Records shown –
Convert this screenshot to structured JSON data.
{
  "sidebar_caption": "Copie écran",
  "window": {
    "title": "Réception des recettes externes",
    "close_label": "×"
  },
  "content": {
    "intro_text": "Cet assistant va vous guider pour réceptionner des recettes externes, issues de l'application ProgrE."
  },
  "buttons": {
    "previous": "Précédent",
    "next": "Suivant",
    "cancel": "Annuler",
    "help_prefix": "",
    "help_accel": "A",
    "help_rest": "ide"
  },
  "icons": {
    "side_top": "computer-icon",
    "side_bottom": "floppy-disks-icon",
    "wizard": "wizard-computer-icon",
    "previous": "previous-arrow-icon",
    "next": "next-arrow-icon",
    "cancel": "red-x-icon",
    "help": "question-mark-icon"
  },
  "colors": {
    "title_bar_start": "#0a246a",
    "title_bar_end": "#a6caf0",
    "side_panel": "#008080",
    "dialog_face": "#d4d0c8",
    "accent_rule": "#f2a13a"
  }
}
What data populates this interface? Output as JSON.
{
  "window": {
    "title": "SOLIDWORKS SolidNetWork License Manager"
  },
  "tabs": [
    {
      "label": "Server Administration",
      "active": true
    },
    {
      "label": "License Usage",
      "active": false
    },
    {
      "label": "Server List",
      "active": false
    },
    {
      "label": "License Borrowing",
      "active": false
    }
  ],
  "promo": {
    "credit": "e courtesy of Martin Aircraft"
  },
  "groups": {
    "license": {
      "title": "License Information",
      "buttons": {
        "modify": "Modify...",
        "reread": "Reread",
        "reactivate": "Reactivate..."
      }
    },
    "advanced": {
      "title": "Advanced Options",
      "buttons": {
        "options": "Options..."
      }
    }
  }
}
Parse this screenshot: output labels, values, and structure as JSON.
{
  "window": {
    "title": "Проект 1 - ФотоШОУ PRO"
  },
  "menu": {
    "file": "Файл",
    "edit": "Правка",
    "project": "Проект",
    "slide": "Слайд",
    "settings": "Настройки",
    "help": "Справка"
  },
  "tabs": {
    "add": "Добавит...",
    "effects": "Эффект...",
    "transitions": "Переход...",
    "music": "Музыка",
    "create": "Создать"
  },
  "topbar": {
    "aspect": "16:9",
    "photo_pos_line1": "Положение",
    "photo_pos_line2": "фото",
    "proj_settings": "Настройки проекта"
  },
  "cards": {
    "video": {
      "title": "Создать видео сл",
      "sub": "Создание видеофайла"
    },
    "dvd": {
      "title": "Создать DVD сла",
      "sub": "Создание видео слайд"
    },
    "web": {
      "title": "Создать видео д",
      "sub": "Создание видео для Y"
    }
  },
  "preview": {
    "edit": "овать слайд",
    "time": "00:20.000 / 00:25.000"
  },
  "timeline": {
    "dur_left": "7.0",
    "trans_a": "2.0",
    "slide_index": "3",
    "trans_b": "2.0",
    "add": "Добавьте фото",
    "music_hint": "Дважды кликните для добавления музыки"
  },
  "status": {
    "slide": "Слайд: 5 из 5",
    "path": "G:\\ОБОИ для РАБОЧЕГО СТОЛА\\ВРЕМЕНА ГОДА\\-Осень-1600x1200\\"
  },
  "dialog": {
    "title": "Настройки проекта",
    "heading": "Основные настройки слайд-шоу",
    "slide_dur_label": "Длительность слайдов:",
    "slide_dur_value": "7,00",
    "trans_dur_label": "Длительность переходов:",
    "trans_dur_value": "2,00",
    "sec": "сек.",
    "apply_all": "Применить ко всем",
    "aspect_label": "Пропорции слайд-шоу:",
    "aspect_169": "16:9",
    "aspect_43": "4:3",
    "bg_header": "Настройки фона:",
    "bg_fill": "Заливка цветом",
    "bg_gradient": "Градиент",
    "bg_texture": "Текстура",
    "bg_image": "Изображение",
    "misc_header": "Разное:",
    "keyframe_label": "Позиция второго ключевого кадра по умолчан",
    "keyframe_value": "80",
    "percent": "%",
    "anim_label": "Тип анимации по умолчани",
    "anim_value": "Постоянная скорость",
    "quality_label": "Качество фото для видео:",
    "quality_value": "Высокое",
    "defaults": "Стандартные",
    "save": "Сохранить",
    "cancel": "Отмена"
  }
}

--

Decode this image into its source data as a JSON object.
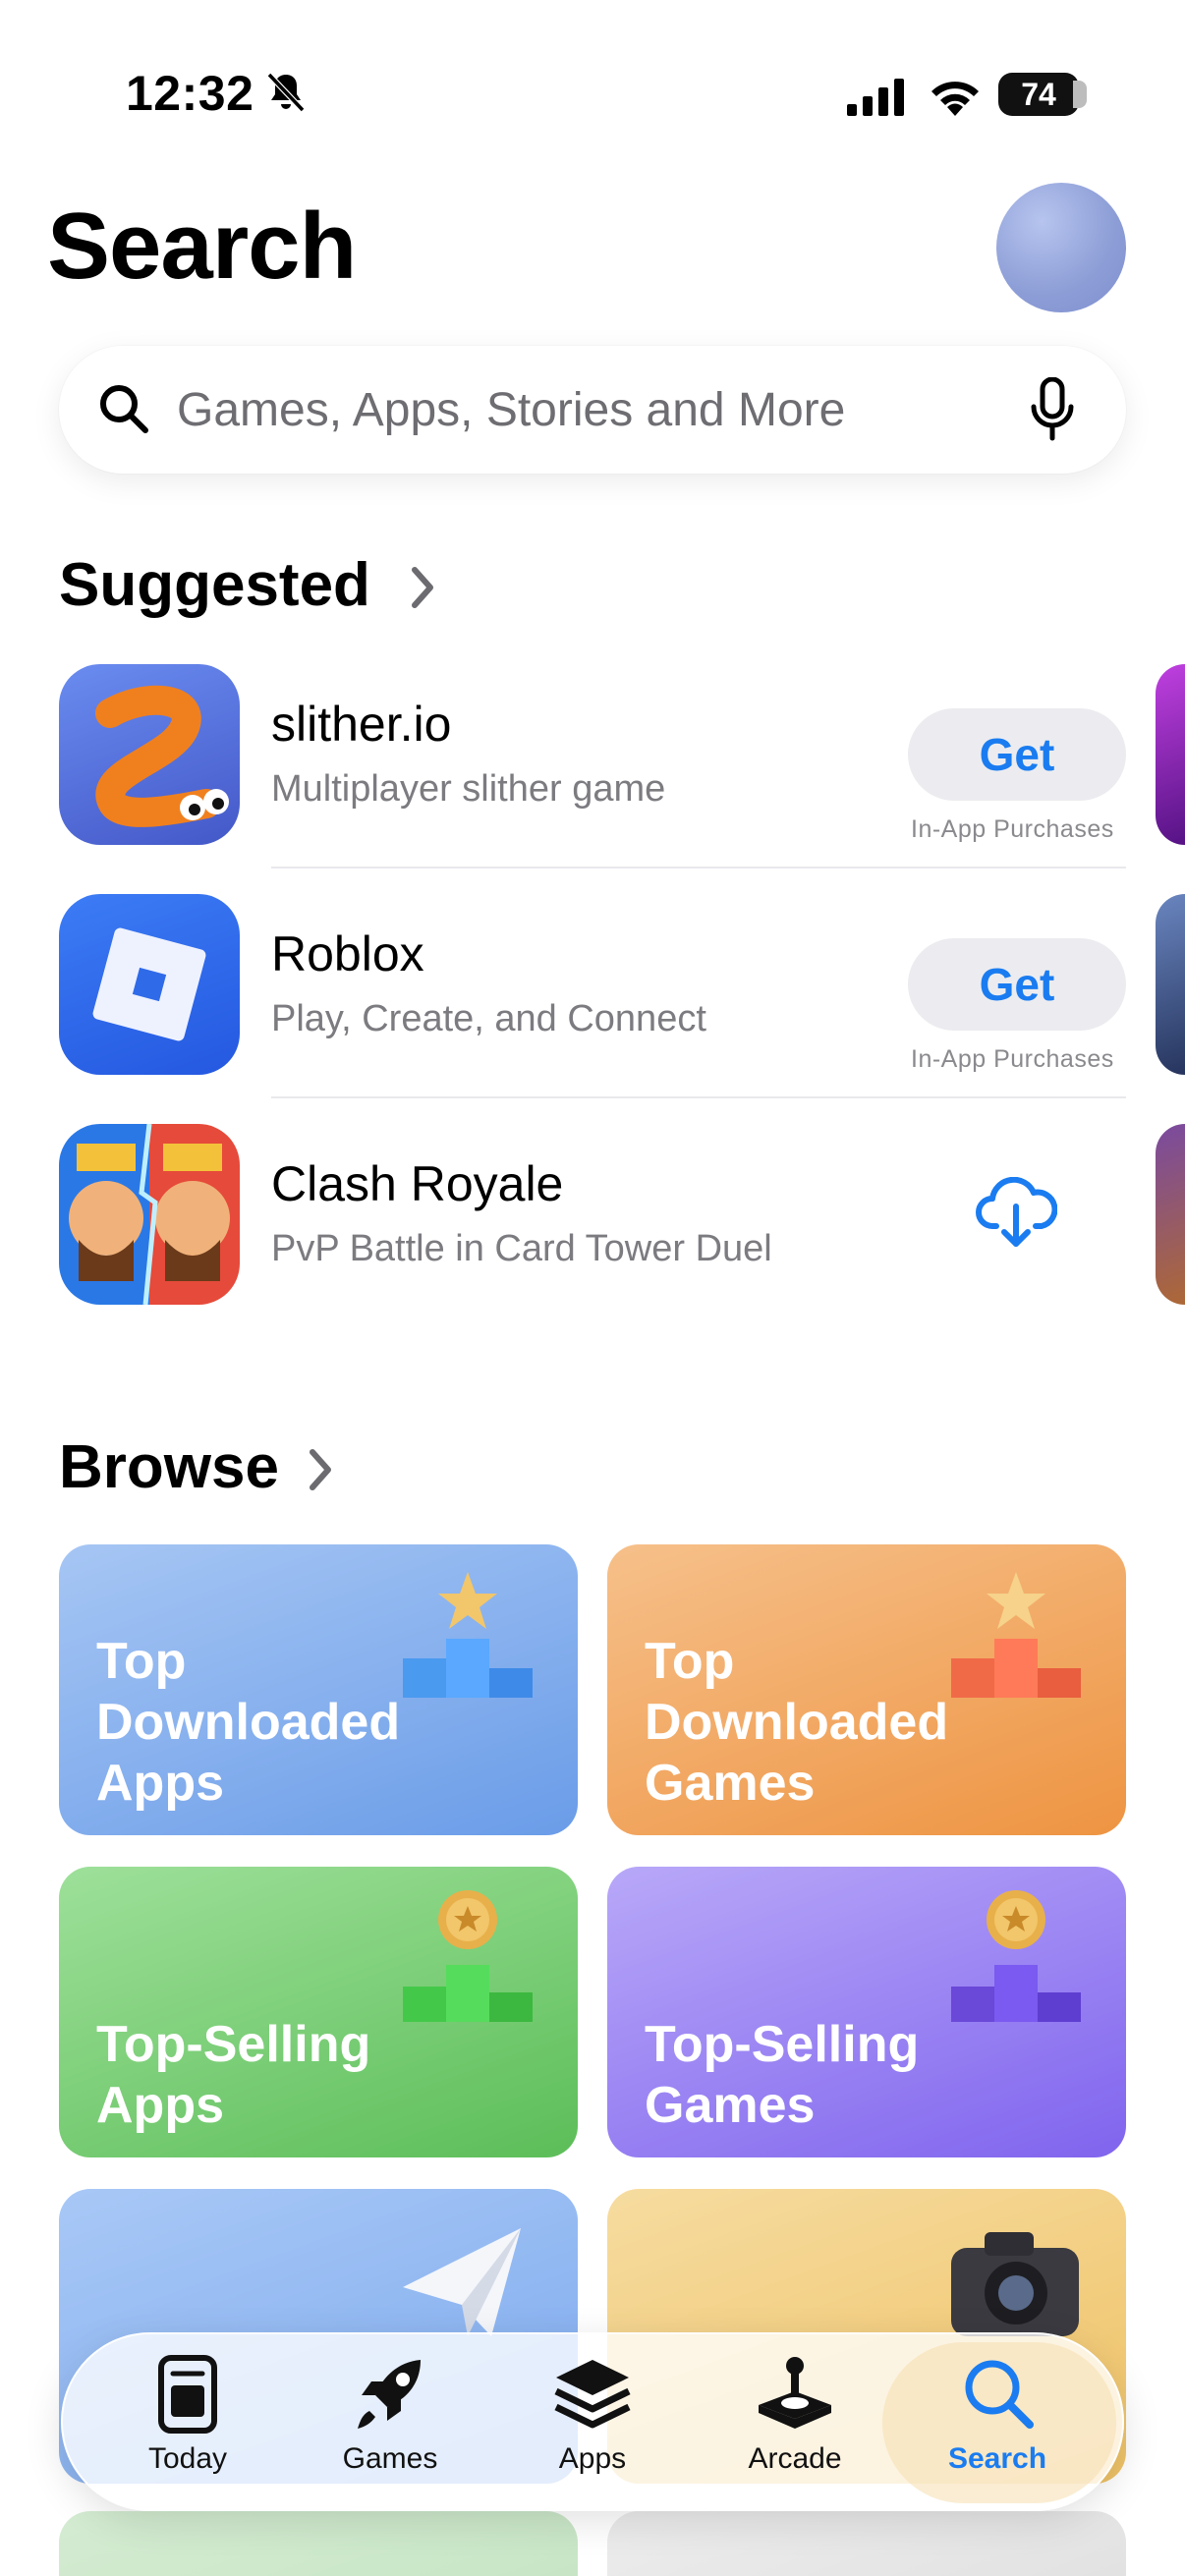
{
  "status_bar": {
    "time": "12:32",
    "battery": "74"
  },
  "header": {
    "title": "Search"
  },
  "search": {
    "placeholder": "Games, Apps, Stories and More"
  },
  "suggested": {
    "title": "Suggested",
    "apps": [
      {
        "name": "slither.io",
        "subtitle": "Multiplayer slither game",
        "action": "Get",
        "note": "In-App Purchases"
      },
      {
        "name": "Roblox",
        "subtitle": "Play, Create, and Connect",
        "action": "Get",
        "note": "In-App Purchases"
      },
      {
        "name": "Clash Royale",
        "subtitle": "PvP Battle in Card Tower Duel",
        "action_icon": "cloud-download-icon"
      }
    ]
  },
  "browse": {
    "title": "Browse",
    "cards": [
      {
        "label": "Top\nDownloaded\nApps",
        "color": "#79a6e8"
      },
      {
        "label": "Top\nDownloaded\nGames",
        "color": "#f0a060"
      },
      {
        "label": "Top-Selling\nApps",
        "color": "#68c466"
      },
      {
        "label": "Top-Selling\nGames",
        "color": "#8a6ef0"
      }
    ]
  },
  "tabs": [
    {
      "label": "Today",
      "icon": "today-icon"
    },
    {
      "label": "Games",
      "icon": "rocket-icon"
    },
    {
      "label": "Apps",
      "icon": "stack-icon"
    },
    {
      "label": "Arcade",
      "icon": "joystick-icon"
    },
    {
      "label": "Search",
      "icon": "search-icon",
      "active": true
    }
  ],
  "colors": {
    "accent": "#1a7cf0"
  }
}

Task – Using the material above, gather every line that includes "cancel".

Output –
    "cancel": "Annuler",
    "cancel": "red-x-icon",
    "cancel": "Отмена"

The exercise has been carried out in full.